Liu: There have been multiple FDA approvals across NSCLC. Precision is required for the best possible outcomes, so that we can deliver the right treatment and avoid the wrong treatment. It’s important to choose correctly from the start, and biomarker testing is a necessity.
Pralsetinib [Gavreto] is highly effective in RET fusion–positive NSCLC and was FDA approved on September 4, 2020. In the phase 1/2 ARROW trial [NCT03037385], after platinum-doublet chemotherapy, we saw a response rate of 66% and a median duration of response [DOR] of 22 months. In the first-line setting, we saw a response rate of 88% and a median DOR that was not yet reached. The median time to response was 1.8 months. It was also well tolerated, with a less than 6% rate of treatment discontinuation because of treatment-related adverse effects.
Selpercatinib [Retevmo] is another selective RET inhibitor that was evaluated in the phase 1/2 LIBRETTO-001 trial [NCT03157128]. In 218 patients previously treated with platinum-based chemotherapy, the response rate was 57%, the median DOR was 17.5 months, and efficacy was seen across genotypes and fusion partners.
Pralsetinib and selpercatinib are highly active in the frontline setting, well tolerated, and approved, and both agents have central nervous system efficacy. Resistance is expected, but next-generation agents are in development.
In the CodeBreak100 trial [NCT03600883], 960 mg of sotorasib [Lumakras] monotherapy daily led to a response rate of 37%, with a median DOR of 11.1 months, a median progression-free survival of 6.8 months, and a median overall survival of 12.5 months. Sotorasib was granted an FDA accelerated approval on May 28, 2021. The CodeBreak200 trial [NCT04303780] is now evaluating sotorasib vs docetaxel in patients with KRAS G12C–mutated NSCLC, and first-line trials are underway.
Borghaei: Osimertinib [Tagrisso] is the current, established frontline treatment option for patients with advanced EGFR-mutated NSCLC. In the adjuvant setting, osimertinib is associated with an improvement in disease-free survival for patients with EGFR-mutated early-stage NSCLC. Other potential options such as combinations with chemotherapy or VEGF inhibition are under investigation.

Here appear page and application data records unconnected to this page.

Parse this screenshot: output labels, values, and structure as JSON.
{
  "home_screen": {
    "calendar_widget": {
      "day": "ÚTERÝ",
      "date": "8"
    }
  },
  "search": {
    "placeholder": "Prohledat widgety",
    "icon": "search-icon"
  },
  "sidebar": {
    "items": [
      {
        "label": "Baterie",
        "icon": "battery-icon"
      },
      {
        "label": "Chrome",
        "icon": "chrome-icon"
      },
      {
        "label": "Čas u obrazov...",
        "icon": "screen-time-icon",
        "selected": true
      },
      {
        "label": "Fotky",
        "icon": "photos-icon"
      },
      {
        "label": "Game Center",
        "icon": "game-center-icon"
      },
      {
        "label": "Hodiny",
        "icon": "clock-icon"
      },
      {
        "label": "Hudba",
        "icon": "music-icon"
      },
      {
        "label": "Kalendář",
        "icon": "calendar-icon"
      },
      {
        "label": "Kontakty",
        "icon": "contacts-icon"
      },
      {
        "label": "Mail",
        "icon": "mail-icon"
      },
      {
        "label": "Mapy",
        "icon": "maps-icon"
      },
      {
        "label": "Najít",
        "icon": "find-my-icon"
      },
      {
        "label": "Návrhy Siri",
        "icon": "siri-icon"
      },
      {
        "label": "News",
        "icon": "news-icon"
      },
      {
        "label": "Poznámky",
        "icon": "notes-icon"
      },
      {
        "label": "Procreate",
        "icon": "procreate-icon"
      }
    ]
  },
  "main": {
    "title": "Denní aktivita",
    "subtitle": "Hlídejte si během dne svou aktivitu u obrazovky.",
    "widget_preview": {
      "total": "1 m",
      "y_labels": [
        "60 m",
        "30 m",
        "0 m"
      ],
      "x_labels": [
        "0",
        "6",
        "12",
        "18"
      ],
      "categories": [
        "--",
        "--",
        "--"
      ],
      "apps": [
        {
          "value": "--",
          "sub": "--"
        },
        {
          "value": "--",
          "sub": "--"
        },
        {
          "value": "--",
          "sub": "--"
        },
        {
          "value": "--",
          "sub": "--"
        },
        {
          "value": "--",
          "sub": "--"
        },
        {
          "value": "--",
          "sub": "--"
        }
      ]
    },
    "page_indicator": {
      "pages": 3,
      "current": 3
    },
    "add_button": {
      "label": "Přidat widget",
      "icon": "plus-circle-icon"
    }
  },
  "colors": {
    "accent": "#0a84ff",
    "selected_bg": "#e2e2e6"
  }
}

For patients with recurrent EGFR exon 20 insertion [mutations], amivantamab[-vmjw (Rybrevant)] is now an approved treatment option, with other options being evaluated.